### RECORDS SUPPLIED
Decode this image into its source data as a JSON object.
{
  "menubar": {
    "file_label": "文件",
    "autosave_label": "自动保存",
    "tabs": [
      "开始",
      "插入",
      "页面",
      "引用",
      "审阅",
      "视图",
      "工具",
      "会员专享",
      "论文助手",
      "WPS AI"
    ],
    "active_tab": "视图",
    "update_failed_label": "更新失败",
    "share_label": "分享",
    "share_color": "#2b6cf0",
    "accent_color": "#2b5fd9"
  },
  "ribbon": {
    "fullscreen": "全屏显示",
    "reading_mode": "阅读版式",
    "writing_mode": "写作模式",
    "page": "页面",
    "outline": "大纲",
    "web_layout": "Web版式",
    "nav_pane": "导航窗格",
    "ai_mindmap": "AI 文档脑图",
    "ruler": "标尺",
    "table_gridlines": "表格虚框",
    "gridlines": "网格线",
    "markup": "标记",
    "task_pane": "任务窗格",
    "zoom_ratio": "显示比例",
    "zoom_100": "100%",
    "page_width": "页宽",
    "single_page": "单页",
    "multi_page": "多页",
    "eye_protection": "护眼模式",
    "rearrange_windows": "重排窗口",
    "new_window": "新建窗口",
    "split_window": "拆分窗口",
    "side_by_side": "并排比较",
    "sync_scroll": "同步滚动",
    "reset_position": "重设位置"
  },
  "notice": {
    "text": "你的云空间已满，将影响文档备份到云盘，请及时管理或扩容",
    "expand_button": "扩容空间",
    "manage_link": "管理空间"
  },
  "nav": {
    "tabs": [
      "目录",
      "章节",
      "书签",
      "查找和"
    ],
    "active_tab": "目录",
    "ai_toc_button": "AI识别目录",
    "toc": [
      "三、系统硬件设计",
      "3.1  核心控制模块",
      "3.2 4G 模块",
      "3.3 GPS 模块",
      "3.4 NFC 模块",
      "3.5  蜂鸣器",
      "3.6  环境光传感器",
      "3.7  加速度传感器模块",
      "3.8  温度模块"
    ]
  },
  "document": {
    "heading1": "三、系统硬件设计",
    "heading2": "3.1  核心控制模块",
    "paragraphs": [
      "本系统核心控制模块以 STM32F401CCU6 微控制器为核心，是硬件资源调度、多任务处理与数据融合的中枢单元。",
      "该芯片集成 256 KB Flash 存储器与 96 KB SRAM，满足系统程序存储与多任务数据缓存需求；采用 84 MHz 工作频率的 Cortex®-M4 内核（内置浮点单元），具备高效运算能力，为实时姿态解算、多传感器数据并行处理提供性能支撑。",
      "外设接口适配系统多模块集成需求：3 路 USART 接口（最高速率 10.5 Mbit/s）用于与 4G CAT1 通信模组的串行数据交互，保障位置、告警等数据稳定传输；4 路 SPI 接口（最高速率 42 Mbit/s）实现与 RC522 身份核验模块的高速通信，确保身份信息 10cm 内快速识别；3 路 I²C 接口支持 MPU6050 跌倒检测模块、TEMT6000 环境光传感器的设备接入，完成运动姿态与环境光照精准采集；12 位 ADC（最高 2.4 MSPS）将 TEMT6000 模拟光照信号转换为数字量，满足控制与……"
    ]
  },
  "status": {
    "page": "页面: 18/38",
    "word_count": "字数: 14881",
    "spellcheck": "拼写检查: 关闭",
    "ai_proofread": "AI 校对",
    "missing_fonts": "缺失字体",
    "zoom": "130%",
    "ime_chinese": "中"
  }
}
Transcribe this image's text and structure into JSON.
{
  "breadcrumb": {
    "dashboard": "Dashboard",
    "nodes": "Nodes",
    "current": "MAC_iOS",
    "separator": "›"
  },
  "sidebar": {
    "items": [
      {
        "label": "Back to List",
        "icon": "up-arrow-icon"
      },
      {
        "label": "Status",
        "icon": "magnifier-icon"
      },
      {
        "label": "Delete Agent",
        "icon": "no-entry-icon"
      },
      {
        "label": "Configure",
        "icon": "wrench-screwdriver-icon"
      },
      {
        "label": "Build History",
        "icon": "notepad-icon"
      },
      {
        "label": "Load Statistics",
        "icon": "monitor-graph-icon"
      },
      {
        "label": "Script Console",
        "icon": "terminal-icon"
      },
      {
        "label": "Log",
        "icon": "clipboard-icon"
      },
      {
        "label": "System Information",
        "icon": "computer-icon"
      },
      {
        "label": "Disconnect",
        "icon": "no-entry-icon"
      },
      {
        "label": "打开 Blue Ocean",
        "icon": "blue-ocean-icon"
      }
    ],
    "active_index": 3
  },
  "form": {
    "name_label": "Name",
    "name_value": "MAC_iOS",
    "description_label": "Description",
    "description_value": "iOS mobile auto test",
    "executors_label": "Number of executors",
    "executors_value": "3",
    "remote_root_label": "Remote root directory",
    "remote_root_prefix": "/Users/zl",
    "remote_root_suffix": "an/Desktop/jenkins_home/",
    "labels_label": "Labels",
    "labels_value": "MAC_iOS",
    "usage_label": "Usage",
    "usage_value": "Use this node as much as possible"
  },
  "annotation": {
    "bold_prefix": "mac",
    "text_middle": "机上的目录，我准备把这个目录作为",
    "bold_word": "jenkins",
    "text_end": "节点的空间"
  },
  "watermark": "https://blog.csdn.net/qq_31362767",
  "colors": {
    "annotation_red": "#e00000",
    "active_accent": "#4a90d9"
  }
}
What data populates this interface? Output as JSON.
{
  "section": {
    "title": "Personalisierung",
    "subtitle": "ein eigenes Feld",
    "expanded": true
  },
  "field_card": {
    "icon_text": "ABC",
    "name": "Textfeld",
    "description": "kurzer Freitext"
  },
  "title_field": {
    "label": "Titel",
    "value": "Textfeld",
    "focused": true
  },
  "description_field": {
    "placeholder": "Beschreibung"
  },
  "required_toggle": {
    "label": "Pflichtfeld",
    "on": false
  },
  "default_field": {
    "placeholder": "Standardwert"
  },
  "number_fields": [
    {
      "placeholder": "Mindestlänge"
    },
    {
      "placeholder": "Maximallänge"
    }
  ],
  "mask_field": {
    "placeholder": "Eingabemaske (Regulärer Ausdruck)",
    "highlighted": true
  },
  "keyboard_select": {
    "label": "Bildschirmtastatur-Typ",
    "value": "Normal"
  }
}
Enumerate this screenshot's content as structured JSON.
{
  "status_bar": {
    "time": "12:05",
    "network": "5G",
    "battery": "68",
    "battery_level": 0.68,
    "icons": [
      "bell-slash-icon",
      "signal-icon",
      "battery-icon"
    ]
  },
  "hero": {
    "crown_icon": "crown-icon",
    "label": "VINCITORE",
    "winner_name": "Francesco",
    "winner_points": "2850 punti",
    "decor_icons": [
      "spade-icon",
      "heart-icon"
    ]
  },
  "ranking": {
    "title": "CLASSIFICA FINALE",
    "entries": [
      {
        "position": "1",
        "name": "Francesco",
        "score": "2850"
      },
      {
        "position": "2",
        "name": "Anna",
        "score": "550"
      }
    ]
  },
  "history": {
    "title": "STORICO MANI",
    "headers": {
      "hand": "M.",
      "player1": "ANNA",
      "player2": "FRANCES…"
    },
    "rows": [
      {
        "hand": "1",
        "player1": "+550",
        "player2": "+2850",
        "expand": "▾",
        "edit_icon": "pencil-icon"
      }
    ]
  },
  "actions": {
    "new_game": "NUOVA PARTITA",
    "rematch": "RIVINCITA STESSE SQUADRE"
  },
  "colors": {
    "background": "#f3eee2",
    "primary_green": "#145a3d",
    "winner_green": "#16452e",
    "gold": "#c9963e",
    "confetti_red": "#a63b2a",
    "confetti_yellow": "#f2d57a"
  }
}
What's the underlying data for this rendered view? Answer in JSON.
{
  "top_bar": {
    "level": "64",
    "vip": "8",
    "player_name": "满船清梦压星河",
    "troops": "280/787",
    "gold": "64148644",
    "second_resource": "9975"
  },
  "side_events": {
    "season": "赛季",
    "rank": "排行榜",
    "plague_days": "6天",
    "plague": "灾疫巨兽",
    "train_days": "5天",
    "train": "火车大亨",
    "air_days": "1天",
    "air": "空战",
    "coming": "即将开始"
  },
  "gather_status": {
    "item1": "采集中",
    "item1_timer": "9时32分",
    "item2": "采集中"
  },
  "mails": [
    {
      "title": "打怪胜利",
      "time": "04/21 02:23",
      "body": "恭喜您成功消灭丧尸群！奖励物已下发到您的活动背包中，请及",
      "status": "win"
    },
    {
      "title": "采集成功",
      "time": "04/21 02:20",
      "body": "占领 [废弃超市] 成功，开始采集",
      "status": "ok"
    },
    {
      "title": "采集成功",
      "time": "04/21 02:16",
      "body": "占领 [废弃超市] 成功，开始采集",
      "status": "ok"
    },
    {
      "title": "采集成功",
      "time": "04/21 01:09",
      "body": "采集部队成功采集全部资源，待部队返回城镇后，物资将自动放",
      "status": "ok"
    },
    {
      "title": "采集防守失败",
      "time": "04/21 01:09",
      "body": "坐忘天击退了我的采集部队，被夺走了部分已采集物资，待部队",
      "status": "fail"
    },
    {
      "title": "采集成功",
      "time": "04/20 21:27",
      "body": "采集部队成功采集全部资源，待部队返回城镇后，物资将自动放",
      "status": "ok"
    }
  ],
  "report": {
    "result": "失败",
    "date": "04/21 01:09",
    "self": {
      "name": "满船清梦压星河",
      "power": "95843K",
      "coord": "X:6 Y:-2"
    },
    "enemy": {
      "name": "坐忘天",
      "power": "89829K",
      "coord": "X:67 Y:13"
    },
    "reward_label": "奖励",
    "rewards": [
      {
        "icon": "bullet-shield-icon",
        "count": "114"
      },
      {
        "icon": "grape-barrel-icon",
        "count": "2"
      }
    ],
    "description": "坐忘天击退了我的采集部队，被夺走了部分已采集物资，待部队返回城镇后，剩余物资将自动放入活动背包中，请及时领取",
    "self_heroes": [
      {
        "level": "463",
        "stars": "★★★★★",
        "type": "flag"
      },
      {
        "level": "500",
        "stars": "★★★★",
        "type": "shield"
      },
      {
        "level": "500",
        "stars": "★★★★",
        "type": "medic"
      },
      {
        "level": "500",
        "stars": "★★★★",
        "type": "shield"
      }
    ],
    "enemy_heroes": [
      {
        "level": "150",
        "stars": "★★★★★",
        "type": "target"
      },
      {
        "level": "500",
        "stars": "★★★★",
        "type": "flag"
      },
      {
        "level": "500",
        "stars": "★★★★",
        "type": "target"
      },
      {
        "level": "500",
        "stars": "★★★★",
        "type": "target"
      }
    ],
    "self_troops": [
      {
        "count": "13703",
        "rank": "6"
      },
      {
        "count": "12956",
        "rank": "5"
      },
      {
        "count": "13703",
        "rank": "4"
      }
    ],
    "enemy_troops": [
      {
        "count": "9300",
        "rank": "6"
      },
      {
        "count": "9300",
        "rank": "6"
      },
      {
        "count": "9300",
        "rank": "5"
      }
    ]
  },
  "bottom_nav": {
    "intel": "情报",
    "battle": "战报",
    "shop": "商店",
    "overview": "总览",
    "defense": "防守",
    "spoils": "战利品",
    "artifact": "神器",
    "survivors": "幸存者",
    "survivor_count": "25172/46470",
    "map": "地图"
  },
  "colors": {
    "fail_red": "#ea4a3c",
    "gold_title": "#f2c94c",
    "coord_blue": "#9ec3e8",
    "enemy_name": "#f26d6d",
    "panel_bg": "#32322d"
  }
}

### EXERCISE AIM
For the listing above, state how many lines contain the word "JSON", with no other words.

### RESULT FOR THIS EXERCISE
5